**Prompt**
Your task is to copy every line of the entries that contains "focused".

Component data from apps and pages
^^^^^^^^
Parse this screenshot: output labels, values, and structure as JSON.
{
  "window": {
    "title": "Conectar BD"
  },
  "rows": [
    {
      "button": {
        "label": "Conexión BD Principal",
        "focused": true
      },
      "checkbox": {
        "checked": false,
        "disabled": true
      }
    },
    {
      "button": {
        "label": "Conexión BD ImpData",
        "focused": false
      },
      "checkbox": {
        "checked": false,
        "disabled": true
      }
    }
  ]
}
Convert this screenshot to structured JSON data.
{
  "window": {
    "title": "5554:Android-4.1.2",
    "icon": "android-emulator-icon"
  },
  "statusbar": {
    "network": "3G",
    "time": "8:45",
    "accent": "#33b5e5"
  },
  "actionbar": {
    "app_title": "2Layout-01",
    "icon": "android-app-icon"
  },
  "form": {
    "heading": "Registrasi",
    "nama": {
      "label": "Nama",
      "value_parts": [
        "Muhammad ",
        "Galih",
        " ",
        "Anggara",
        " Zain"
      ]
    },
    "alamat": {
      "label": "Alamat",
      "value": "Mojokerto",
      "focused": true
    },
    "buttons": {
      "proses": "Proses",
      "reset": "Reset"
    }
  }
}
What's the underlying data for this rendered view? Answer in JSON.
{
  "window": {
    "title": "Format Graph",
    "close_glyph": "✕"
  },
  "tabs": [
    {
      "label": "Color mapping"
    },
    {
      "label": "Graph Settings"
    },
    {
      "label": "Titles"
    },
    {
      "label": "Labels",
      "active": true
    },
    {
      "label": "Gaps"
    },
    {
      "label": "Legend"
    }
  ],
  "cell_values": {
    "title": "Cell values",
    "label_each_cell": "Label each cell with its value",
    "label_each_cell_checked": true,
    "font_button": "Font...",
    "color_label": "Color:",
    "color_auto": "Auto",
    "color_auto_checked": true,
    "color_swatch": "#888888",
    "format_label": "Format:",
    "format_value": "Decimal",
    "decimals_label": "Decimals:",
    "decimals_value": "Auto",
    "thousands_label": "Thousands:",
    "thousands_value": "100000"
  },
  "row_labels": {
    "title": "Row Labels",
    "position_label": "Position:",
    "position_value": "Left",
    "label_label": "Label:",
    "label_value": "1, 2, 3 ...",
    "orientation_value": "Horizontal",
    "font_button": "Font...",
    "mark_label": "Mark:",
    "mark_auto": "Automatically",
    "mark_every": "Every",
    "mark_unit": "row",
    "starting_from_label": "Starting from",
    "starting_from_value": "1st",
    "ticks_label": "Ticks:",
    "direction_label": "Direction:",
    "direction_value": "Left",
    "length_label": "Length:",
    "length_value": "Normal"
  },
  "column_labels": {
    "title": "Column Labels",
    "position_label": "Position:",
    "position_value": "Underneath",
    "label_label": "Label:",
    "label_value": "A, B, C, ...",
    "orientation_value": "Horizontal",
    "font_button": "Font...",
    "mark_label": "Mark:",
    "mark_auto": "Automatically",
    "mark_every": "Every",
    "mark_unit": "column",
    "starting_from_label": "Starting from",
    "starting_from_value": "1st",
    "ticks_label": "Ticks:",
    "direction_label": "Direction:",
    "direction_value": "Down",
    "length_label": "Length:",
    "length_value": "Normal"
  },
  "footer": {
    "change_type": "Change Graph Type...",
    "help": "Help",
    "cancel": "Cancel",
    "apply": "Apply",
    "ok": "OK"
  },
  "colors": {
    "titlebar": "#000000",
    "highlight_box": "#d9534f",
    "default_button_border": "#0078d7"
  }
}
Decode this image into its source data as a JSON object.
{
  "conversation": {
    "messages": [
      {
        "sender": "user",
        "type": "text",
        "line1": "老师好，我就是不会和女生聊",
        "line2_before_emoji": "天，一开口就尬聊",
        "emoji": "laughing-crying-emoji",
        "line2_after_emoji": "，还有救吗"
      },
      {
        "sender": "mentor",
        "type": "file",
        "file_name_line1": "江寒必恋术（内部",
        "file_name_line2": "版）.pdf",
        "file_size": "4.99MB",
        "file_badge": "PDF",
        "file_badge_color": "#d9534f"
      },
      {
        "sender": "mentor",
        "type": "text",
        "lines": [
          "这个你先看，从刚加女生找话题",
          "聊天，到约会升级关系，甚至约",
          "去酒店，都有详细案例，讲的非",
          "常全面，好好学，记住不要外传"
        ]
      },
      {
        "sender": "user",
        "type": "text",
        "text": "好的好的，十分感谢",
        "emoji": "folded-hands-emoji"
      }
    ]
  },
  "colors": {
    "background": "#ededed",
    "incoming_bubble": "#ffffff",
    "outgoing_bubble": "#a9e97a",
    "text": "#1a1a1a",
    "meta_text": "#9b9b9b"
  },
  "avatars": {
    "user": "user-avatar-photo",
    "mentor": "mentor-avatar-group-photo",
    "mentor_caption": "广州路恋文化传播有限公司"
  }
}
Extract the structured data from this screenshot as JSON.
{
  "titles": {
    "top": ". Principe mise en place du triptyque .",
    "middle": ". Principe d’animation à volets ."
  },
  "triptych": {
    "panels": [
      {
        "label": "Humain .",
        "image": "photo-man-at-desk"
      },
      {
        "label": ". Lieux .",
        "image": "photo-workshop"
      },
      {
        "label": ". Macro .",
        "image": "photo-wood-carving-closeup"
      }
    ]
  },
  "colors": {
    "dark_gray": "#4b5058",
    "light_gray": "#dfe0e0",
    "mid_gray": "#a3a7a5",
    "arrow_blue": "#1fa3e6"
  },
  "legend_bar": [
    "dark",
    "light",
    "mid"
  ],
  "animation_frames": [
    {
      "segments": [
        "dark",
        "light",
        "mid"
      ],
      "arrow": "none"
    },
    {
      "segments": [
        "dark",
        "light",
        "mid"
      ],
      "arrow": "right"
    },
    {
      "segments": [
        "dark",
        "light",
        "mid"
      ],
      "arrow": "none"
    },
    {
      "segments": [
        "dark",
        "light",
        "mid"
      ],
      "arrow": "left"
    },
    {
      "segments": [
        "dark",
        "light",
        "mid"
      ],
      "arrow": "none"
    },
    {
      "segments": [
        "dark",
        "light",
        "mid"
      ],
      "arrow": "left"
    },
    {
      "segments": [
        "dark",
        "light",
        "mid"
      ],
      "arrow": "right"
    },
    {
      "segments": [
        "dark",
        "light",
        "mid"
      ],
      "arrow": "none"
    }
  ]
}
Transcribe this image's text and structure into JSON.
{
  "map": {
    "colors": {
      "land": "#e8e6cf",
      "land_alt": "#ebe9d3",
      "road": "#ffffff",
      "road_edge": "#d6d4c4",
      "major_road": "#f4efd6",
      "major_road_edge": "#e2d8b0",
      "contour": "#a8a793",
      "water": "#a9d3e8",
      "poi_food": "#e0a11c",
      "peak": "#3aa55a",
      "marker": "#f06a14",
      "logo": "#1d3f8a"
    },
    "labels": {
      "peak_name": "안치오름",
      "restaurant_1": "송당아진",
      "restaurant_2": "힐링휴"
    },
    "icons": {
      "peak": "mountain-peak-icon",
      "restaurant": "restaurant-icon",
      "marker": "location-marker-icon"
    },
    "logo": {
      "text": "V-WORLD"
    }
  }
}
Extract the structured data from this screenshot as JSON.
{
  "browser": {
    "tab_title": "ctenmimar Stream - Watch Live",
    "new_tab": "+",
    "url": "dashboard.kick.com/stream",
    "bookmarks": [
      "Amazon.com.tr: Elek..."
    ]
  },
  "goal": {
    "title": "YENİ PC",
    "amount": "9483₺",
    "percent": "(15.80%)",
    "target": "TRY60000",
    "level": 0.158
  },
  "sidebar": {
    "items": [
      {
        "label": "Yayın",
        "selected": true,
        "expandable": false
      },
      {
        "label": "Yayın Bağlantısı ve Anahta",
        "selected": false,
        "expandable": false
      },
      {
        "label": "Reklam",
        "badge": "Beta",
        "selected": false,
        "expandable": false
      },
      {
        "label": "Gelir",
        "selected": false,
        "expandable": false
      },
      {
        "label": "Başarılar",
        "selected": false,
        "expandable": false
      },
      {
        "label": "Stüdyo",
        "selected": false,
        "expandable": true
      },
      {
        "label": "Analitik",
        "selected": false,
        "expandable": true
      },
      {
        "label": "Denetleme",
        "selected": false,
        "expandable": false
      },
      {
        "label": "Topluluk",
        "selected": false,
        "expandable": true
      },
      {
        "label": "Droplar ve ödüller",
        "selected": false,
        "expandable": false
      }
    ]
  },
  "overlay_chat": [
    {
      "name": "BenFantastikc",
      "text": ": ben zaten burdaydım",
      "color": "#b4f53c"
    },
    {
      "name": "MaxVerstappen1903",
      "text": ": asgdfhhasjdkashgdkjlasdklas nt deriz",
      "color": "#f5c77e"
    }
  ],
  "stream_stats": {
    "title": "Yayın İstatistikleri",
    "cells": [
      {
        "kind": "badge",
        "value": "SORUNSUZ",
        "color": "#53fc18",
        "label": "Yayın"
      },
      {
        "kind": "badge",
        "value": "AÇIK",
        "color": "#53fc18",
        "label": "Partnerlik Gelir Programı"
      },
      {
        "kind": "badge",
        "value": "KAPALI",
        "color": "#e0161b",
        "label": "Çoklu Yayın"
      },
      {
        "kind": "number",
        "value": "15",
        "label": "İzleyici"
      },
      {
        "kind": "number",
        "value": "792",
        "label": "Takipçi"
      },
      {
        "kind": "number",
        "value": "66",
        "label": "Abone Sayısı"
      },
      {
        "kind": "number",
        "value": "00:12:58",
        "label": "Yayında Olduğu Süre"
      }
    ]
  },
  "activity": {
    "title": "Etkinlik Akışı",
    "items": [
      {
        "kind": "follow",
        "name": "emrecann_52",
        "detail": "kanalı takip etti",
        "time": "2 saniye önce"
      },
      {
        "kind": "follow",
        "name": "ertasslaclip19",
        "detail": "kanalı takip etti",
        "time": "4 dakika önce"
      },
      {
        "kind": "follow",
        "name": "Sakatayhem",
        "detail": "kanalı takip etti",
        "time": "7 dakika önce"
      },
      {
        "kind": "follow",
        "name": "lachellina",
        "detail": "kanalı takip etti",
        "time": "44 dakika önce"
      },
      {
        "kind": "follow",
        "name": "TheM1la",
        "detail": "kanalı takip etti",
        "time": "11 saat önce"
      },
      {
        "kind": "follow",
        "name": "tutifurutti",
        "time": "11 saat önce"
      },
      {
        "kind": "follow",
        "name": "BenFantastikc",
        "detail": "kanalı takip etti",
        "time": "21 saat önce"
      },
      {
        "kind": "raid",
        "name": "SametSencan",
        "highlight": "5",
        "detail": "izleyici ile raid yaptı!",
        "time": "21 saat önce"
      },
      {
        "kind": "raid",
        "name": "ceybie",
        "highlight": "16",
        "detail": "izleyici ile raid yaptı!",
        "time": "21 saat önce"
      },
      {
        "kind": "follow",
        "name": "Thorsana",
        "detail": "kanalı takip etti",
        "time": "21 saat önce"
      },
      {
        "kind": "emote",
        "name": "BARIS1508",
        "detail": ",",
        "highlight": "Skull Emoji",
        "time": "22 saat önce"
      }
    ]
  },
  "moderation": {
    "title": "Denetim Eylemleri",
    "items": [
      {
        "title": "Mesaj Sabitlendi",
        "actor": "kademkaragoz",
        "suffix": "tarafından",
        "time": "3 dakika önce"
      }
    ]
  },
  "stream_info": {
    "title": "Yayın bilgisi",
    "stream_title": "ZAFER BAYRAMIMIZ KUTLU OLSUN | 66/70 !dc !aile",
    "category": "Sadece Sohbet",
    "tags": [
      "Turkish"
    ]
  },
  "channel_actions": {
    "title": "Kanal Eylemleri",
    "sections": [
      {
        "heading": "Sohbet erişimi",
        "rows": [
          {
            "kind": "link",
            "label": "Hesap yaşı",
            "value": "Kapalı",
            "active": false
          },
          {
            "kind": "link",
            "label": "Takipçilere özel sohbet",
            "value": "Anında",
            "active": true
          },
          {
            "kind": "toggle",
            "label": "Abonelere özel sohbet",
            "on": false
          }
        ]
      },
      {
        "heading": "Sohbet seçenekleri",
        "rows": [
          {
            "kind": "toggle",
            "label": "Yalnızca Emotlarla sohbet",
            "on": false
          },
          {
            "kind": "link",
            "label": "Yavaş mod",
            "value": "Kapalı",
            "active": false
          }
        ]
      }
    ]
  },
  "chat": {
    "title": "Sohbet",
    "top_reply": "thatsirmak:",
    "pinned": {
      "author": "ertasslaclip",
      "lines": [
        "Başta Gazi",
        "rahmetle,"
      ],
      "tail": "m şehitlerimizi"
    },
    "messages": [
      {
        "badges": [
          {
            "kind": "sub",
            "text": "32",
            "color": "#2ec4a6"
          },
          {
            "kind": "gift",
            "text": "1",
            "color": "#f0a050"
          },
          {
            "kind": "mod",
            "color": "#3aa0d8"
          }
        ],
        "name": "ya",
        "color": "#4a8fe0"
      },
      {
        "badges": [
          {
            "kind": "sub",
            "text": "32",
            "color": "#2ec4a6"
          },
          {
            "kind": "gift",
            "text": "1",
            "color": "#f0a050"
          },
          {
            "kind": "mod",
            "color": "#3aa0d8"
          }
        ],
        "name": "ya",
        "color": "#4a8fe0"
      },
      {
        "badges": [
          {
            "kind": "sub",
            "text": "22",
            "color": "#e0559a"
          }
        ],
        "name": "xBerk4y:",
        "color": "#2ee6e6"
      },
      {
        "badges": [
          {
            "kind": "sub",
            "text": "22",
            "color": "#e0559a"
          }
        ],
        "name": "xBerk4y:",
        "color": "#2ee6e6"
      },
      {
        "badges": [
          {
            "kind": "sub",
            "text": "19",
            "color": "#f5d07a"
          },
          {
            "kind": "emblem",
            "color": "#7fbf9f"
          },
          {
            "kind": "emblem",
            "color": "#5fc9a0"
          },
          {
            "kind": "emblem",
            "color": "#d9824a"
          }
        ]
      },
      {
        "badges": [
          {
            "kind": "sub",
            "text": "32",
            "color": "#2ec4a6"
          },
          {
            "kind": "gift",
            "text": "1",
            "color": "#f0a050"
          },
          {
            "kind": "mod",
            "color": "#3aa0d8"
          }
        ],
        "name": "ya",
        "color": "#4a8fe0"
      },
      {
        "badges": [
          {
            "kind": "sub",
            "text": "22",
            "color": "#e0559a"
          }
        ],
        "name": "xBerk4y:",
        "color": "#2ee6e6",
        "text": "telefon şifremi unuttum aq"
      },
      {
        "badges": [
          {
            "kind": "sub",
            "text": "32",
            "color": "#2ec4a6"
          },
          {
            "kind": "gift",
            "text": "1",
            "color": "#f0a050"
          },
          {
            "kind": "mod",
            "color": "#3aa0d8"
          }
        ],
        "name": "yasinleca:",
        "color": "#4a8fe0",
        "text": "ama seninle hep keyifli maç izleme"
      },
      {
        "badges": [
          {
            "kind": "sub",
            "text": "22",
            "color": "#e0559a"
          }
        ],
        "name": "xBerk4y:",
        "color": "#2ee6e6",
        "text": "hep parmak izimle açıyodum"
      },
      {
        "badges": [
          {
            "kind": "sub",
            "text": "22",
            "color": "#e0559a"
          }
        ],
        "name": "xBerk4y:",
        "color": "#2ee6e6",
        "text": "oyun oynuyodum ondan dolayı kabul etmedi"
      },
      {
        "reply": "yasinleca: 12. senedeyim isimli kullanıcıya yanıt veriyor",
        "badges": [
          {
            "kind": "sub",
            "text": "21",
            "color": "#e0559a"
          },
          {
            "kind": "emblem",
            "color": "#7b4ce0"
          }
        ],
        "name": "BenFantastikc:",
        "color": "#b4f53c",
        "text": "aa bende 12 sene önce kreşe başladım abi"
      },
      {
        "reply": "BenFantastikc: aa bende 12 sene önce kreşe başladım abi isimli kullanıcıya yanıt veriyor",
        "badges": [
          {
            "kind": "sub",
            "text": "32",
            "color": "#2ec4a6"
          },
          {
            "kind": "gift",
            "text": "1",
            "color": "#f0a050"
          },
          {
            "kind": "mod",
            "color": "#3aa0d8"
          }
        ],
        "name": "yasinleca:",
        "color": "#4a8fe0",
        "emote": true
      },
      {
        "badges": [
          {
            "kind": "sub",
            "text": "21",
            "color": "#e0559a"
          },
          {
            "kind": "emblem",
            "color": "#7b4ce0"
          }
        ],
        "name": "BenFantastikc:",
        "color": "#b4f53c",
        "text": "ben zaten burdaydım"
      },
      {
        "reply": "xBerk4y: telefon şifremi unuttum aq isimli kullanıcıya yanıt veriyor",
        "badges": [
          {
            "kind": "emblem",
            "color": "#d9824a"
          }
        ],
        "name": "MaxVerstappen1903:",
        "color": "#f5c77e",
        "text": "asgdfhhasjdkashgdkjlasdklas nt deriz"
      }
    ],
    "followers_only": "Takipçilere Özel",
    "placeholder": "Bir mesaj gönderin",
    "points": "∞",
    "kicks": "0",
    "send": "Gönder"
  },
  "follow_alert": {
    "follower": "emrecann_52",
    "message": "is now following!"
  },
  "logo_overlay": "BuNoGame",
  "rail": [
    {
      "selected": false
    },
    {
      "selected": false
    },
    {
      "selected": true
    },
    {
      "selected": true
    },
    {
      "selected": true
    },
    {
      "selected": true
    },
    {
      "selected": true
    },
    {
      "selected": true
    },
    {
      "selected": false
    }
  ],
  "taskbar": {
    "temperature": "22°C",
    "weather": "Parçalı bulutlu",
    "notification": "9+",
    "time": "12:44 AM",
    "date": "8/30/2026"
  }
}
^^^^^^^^
**Output**
        "focused": true
        "focused": false
      "focused": true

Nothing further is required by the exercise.